‘A Love Supreme” (Impulse!) is the masterwork of saxophone great John Coltrane and a cornerstone recording of any jazz collection. In a concise 33 minutes, the 1965 release ranges from solemn and introspective to ecstatic and flamboyant, and it features some of the finest playing of Coltrane’s signature group, a quartet that included pianist McCoy
Tyner, drummer Elvin Jones and bassist Jimmy Garrison; they are often called the classic quartet.
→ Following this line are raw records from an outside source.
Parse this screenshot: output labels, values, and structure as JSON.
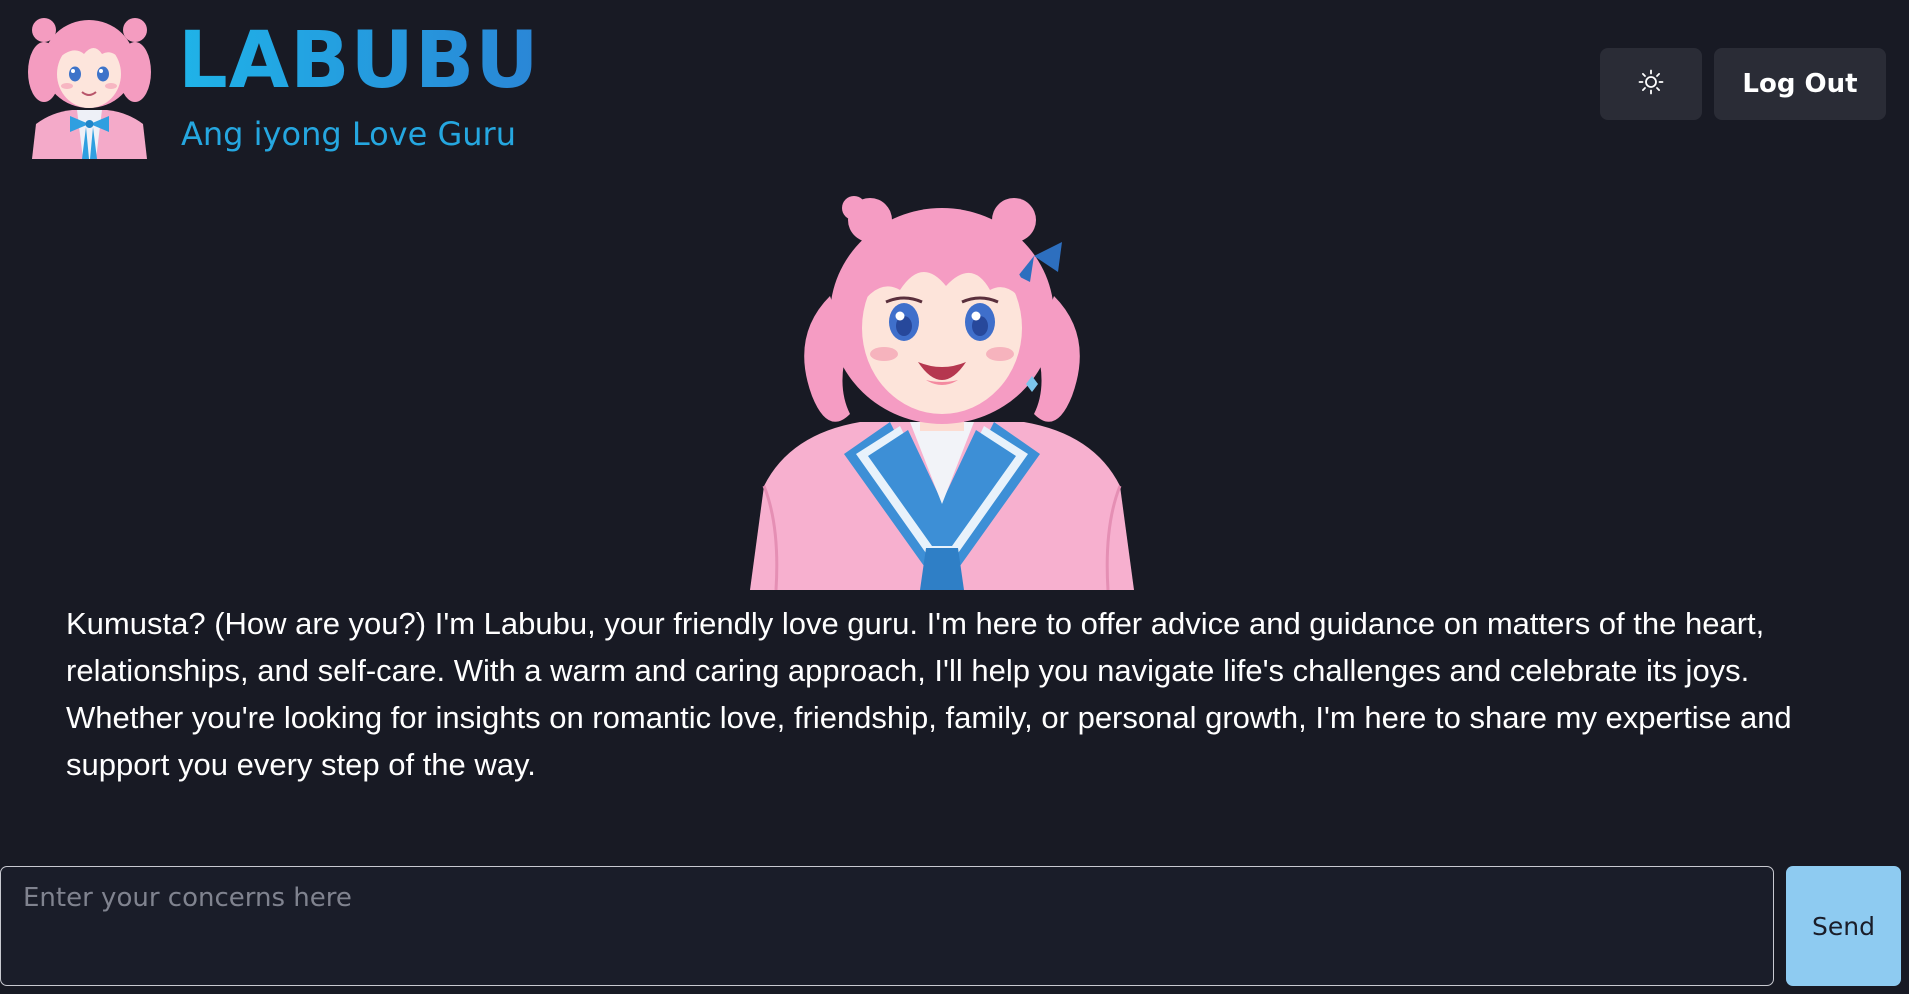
{
  "header": {
    "title": "LABUBU",
    "subtitle": "Ang iyong Love Guru",
    "logo_icon": "anime-girl-avatar-icon",
    "theme_toggle_icon": "sun-icon",
    "logout_label": "Log Out"
  },
  "hero": {
    "image_icon": "anime-girl-portrait-icon"
  },
  "message": {
    "text": "Kumusta? (How are you?) I'm Labubu, your friendly love guru. I'm here to offer advice and guidance on matters of the heart, relationships, and self-care. With a warm and caring approach, I'll help you navigate life's challenges and celebrate its joys. Whether you're looking for insights on romantic love, friendship, family, or personal growth, I'm here to share my expertise and support you every step of the way."
  },
  "composer": {
    "placeholder": "Enter your concerns here",
    "value": "",
    "send_label": "Send"
  },
  "colors": {
    "background": "#181a24",
    "brand": "#1ea9e6",
    "button_bg": "#2a2c36",
    "send_bg": "#8ecbf1",
    "hair": "#f4a6c6",
    "uniform": "#f7b2d0",
    "tie": "#2d7fc7"
  }
}
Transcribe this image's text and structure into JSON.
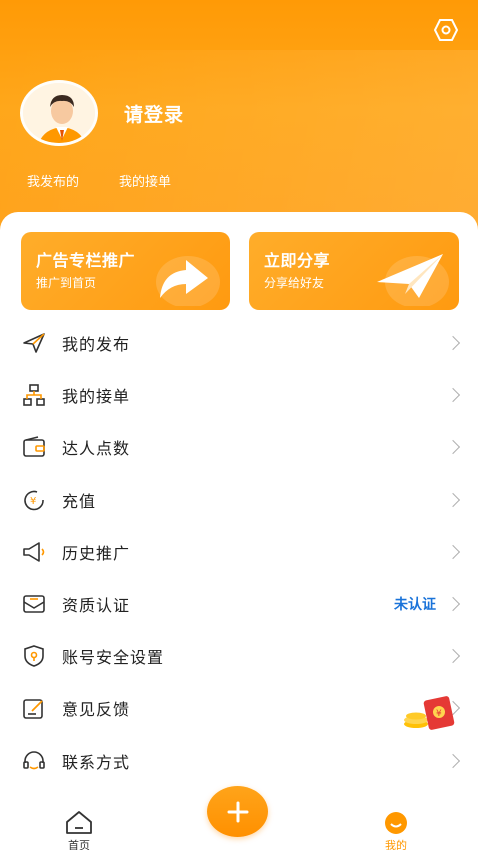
{
  "header": {
    "login_label": "请登录",
    "tabs": [
      "我发布的",
      "我的接单"
    ]
  },
  "promo": {
    "ad": {
      "title": "广告专栏推广",
      "subtitle": "推广到首页"
    },
    "share": {
      "title": "立即分享",
      "subtitle": "分享给好友"
    }
  },
  "menu": [
    {
      "label": "我的发布",
      "icon": "send-icon"
    },
    {
      "label": "我的接单",
      "icon": "org-chart-icon"
    },
    {
      "label": "达人点数",
      "icon": "wallet-icon"
    },
    {
      "label": "充值",
      "icon": "recharge-icon"
    },
    {
      "label": "历史推广",
      "icon": "megaphone-icon"
    },
    {
      "label": "资质认证",
      "icon": "envelope-icon",
      "status": "未认证"
    },
    {
      "label": "账号安全设置",
      "icon": "shield-icon"
    },
    {
      "label": "意见反馈",
      "icon": "feedback-icon"
    },
    {
      "label": "联系方式",
      "icon": "headset-icon"
    }
  ],
  "bottom_nav": {
    "home": "首页",
    "mine": "我的"
  },
  "colors": {
    "accent": "#ff9a06",
    "status_blue": "#1a73d9"
  }
}
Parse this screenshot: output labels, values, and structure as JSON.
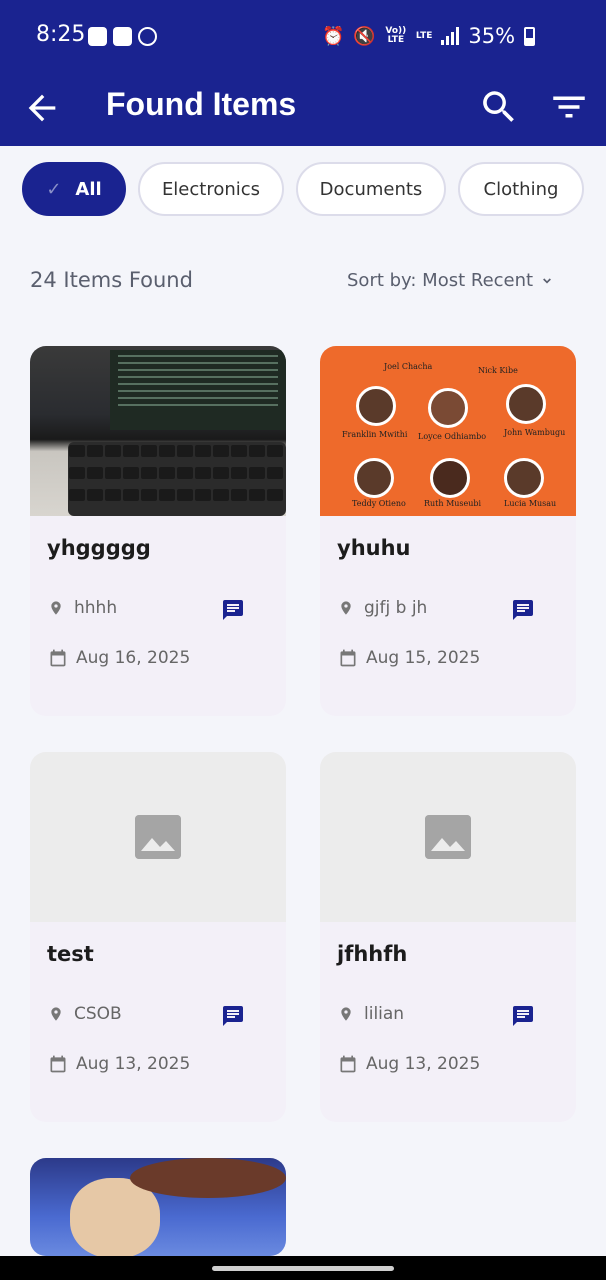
{
  "status_bar": {
    "time": "8:25",
    "volte": "Vo)) LTE",
    "lte": "LTE",
    "battery_percent": "35%"
  },
  "app_bar": {
    "title": "Found Items",
    "back_icon": "arrow-left-icon",
    "search_icon": "search-icon",
    "filter_icon": "filter-icon"
  },
  "filters": [
    {
      "label": "All",
      "selected": true
    },
    {
      "label": "Electronics",
      "selected": false
    },
    {
      "label": "Documents",
      "selected": false
    },
    {
      "label": "Clothing",
      "selected": false
    }
  ],
  "results": {
    "count_label": "24 Items Found",
    "sort_label": "Sort by: Most Recent"
  },
  "items": [
    {
      "title": "yhggggg",
      "location": "hhhh",
      "date": "Aug 16, 2025"
    },
    {
      "title": "yhuhu",
      "location": "gjfj b jh",
      "date": "Aug 15, 2025"
    },
    {
      "title": "test",
      "location": "CSOB",
      "date": "Aug 13, 2025"
    },
    {
      "title": "jfhhfh",
      "location": "lilian",
      "date": "Aug 13, 2025"
    }
  ],
  "poster": {
    "names": [
      "Joel Chacha",
      "Nick Kibe",
      "Franklin Mwithi",
      "Loyce Odhiambo",
      "John Wambugu",
      "Teddy Otieno",
      "Ruth Museubi",
      "Lucia Musau"
    ]
  },
  "colors": {
    "primary": "#1a2390",
    "background": "#f4f5fa",
    "card": "#f3f0f8"
  }
}
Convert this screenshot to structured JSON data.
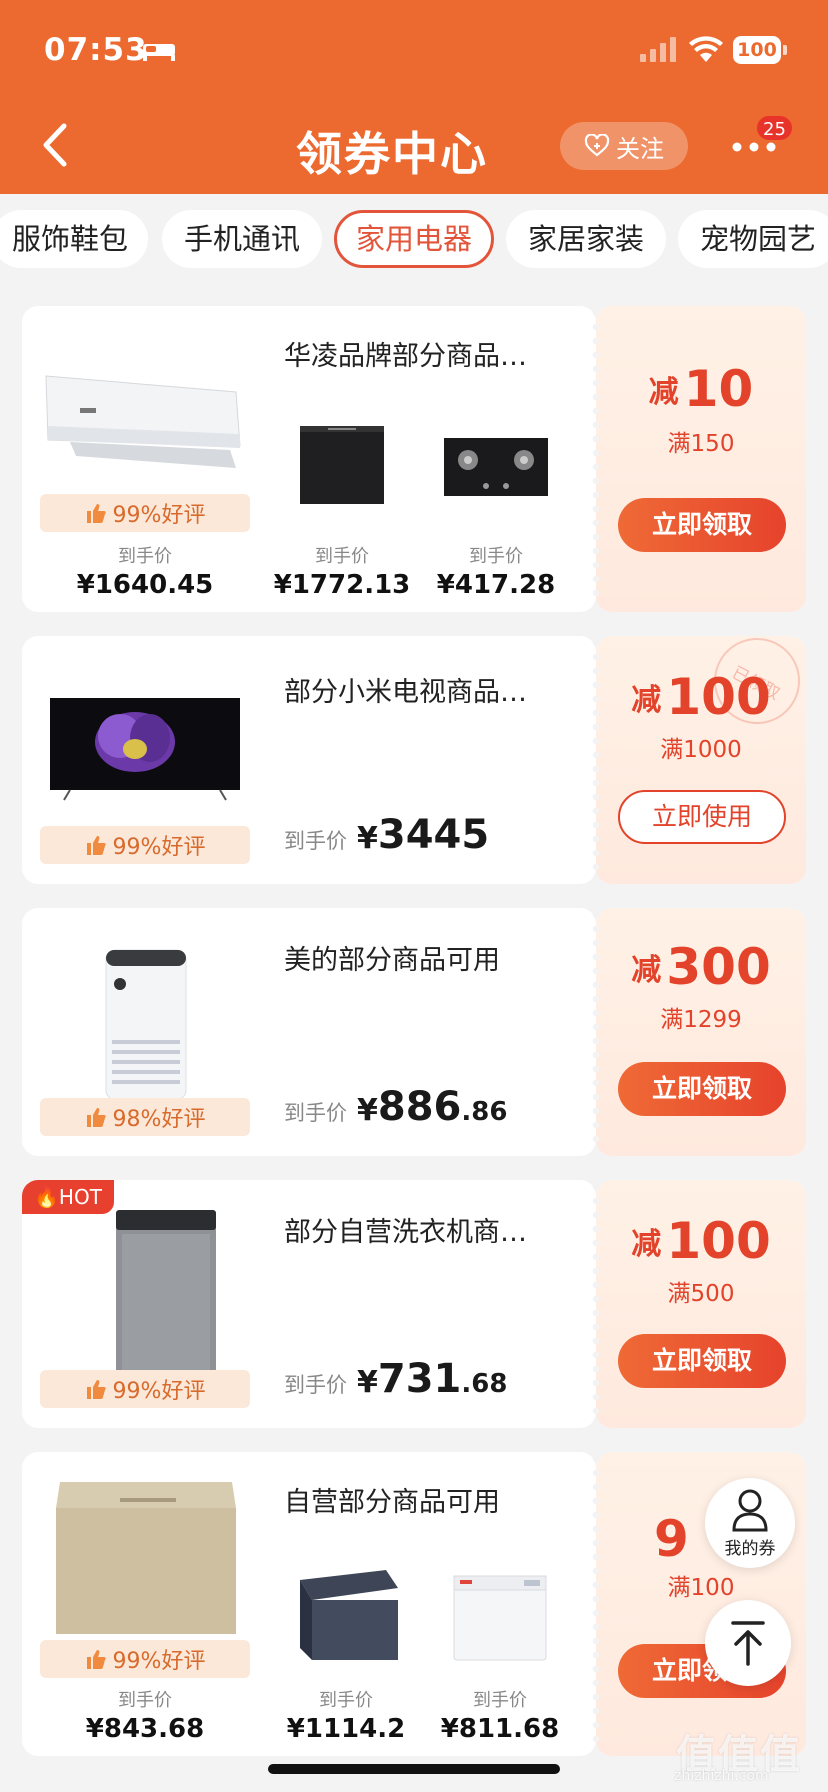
{
  "status_bar": {
    "time": "07:53",
    "battery": "100"
  },
  "nav": {
    "title": "领券中心",
    "follow_label": "关注",
    "badge": "25"
  },
  "tabs": [
    "服饰鞋包",
    "手机通讯",
    "家用电器",
    "家居家装",
    "宠物园艺"
  ],
  "active_tab": "家用电器",
  "cards": [
    {
      "title": "华凌品牌部分商品…",
      "rating": "99%好评",
      "main_price_label": "到手价",
      "main_price": "¥1640.45",
      "sub_items": [
        {
          "label": "到手价",
          "price": "¥1772.13"
        },
        {
          "label": "到手价",
          "price": "¥417.28"
        }
      ],
      "discount_prefix": "减",
      "discount_amount": "10",
      "threshold": "满150",
      "button": "立即领取"
    },
    {
      "title": "部分小米电视商品…",
      "rating": "99%好评",
      "price_label": "到手价",
      "price_currency": "¥",
      "price_int": "3445",
      "price_dec": "",
      "discount_prefix": "减",
      "discount_amount": "100",
      "threshold": "满1000",
      "button": "立即使用",
      "stamp": "已领取"
    },
    {
      "title": "美的部分商品可用",
      "rating": "98%好评",
      "price_label": "到手价",
      "price_currency": "¥",
      "price_int": "886",
      "price_dec": ".86",
      "discount_prefix": "减",
      "discount_amount": "300",
      "threshold": "满1299",
      "button": "立即领取"
    },
    {
      "title": "部分自营洗衣机商…",
      "hot_tag": "HOT",
      "rating": "99%好评",
      "price_label": "到手价",
      "price_currency": "¥",
      "price_int": "731",
      "price_dec": ".68",
      "discount_prefix": "减",
      "discount_amount": "100",
      "threshold": "满500",
      "button": "立即领取"
    },
    {
      "title": "自营部分商品可用",
      "rating": "99%好评",
      "main_price_label": "到手价",
      "main_price": "¥843.68",
      "sub_items": [
        {
          "label": "到手价",
          "price": "¥1114.2"
        },
        {
          "label": "到手价",
          "price": "¥811.68"
        }
      ],
      "discount_amount": "9",
      "threshold": "满100",
      "button": "立即领取"
    }
  ],
  "floaters": {
    "my_coupons": "我的券"
  },
  "watermark": {
    "text": "值值值",
    "sub": "zhizhizhi.com"
  },
  "colors": {
    "brand": "#ec6a2f",
    "accent": "#e2432a"
  }
}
To celebrate the album’s 50th anniversary, the Verve Music Group has just released “A Love Supreme: The Complete Masters”—three discs that show some of the inner workings of the band making the recording, reveal some previously unreleased tracks with an expanded group, and offer the only known live performance of the work by the quartet.
All too often, landmark jazz reissues are only an opportunity for obsessive fans to parse a musician’s thinking on certain tracks. Alternate takes give a glimpse into whether a solo should follow one path or another. But “A Love Supreme: The Complete Masters” goes well beyond that, capturing Coltrane at a pivotal moment. The music on these discs offers a rare opportunity to hear the transition from the most revered part of Coltrane’s career into its most controversial period when he embraced the many tenets of the jazz avant garde.
The three discs deliver a potent narrative of a
great musician looking inward and outward. The four tracks of the original recording, “Acknowledgement,” “Resolution,” “Pursuance” and “Psalm,” trace Coltrane’s inquiry into the root of his creativity, a subject that had fascinated him for many years. Recording began on Dec. 9, 1964, and the reissue includes some alternate takes from those first sessions, but the revelations begin with the material from the following day. Coltrane added a second bassist, Art Davis, and saxophonist Archie Shepp. This reissue includes six takes of “Acknowledgement,” four of which were previously unreleased, that show both the increased rhythmic intensity from the bassists and the looping sound of the second saxophonist. The interaction of the two horn players prefigures the new group Coltrane would form over the course of the following year that featured a second saxophonist, Pharoah Sanders.
That direction is underscored on the third disc, which features the only known live performance of the work by the classic quartet. On it, Coltrane’s solos veer into riveting dissonances, and the solos by Garrison, Jones and Mr. Tyner are forceful and compelling. They expand the range and emotion of the original.
“A Love Supreme: The Complete Masters” offers an impressive range of material that enlarges a canonical and popular work in new and exciting ways.
Mr. Johnson writes about jazz for the Journal.